Aquino ignored the House Committee’s report and recommendations. A Senate version of the House Committee didn’t pursue its own investigation, on the servile excuse given by its chair Teofisto Guingona III, that the president’s cancellation made it moot and academic.
Did Aquino undertake any project to replace the Belgian one he even referred to as a “joke”?
Nothing. It’s all been blah-blahs, with governor Ejercito the other day vaguely referring to a proposal to build a “mega-dike” around the lake. He said the best solution would be a “Pacific Spillway” that would channel excess lake waters across Quezon province to the Pacific Ocean. He is hallucinating: such a channel have to cut through mountains and would be about 25 kilometers long, three times the length of the Corinth Canal in Greece, which took billions of dollars, at today’s valuation, to build.
Aquino’s cancellation of the Laguna dredging project would haunt us long after his term ends not only because of the floods in Manila and the flooding of Laguna and the SLEX that would worsen every year.
Some P7 billion in taxpayers’ money will be going down the drain if the International Center for Investment Disputes rules that Aquino unfairly cancelled the Belgian firm’s contract. Filed in 2011, the case is likely to be decided this year since all arguments and documents by both parties have been submitted. The Belgian firm is demanding a P6 billion damages, and our government’s legal costs would be in the P1 billion range.
If government loses its case, there must be a way for Aquino alone (or maybe include there his adviser Senator Franklin Drilon, the only other official who claimed the project was graft-ridden) to shoulder this cost, as it was he and he alone who unilaterally cancelled it.

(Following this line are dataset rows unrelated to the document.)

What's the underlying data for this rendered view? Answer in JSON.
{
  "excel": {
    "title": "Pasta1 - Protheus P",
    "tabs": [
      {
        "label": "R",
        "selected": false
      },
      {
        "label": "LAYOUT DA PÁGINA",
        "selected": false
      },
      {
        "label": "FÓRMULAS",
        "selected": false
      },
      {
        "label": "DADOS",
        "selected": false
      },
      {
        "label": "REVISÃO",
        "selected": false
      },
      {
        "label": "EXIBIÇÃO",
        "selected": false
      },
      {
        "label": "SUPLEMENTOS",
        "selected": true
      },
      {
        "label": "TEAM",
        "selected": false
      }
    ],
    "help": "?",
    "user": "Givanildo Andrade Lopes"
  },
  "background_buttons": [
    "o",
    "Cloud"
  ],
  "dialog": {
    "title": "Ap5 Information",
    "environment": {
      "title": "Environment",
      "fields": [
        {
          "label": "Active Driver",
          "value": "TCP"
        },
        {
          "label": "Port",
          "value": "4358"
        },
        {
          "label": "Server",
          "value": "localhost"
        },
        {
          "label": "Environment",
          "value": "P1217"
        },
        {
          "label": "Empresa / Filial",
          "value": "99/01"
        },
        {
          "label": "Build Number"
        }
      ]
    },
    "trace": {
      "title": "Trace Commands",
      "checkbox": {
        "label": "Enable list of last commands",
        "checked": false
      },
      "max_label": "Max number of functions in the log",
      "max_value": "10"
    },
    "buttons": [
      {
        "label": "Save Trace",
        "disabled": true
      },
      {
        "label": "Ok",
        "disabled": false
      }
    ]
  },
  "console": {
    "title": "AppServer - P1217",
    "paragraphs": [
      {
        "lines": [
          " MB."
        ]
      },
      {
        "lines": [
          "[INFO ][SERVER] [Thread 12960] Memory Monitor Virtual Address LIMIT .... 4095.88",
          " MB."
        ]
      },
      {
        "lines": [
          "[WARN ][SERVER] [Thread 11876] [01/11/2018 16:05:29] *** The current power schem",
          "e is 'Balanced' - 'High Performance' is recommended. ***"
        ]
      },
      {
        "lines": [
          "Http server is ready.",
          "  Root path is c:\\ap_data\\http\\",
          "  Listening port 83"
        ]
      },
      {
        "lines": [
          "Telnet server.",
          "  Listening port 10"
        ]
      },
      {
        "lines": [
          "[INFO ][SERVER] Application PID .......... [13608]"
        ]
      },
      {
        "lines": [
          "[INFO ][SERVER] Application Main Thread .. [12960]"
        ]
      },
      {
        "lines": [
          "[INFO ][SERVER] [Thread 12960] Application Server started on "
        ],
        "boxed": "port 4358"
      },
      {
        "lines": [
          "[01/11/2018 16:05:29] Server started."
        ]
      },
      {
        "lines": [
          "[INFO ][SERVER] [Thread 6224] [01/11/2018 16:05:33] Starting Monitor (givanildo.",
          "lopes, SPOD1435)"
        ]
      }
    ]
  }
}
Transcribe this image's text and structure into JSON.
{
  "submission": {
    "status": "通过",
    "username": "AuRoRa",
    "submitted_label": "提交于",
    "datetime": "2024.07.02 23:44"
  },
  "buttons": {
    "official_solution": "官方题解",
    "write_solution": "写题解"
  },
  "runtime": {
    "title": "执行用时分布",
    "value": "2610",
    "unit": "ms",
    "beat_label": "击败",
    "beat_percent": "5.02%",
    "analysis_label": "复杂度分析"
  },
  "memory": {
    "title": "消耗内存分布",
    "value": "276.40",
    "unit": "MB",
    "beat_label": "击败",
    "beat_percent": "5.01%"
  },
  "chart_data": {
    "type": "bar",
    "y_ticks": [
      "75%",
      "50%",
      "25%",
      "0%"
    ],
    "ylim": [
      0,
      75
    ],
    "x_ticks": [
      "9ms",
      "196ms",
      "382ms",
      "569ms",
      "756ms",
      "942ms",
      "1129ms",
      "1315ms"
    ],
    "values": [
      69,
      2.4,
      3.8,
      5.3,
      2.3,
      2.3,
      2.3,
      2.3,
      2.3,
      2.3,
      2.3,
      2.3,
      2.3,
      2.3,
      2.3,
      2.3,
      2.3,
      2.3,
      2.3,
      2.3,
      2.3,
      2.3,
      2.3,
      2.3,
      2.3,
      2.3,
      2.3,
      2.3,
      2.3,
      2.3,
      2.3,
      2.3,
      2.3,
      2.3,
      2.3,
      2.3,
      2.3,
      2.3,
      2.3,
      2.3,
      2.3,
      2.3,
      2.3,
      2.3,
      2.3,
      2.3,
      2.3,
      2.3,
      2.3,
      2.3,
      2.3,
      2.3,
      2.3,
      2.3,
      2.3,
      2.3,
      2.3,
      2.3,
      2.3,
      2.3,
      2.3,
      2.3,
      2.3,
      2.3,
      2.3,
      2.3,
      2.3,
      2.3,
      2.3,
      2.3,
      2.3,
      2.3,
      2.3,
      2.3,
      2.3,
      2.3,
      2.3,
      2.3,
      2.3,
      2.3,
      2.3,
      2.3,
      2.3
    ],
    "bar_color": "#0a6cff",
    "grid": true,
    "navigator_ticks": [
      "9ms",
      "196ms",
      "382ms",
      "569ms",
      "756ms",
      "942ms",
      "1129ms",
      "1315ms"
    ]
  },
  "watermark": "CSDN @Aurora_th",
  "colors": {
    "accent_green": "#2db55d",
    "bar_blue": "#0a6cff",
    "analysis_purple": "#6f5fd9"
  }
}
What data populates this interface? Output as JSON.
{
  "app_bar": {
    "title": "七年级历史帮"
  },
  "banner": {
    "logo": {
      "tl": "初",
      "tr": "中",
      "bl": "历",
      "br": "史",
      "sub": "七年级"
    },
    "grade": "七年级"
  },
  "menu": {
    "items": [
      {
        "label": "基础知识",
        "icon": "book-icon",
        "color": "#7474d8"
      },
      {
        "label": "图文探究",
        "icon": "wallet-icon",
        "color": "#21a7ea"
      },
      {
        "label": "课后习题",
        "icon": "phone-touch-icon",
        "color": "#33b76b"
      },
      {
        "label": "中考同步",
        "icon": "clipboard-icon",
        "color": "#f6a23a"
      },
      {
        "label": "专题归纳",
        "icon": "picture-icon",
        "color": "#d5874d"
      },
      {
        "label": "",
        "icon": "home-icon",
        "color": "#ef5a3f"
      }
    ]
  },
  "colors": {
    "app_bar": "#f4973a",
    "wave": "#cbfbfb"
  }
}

For Filipinos to suffer the floods and pay for the consequences of the boo-boo that prevented the solution to these would be the height of injustice.
Download Copy of committee’s report
www.rigobertotiglao.com and www.trigger.ph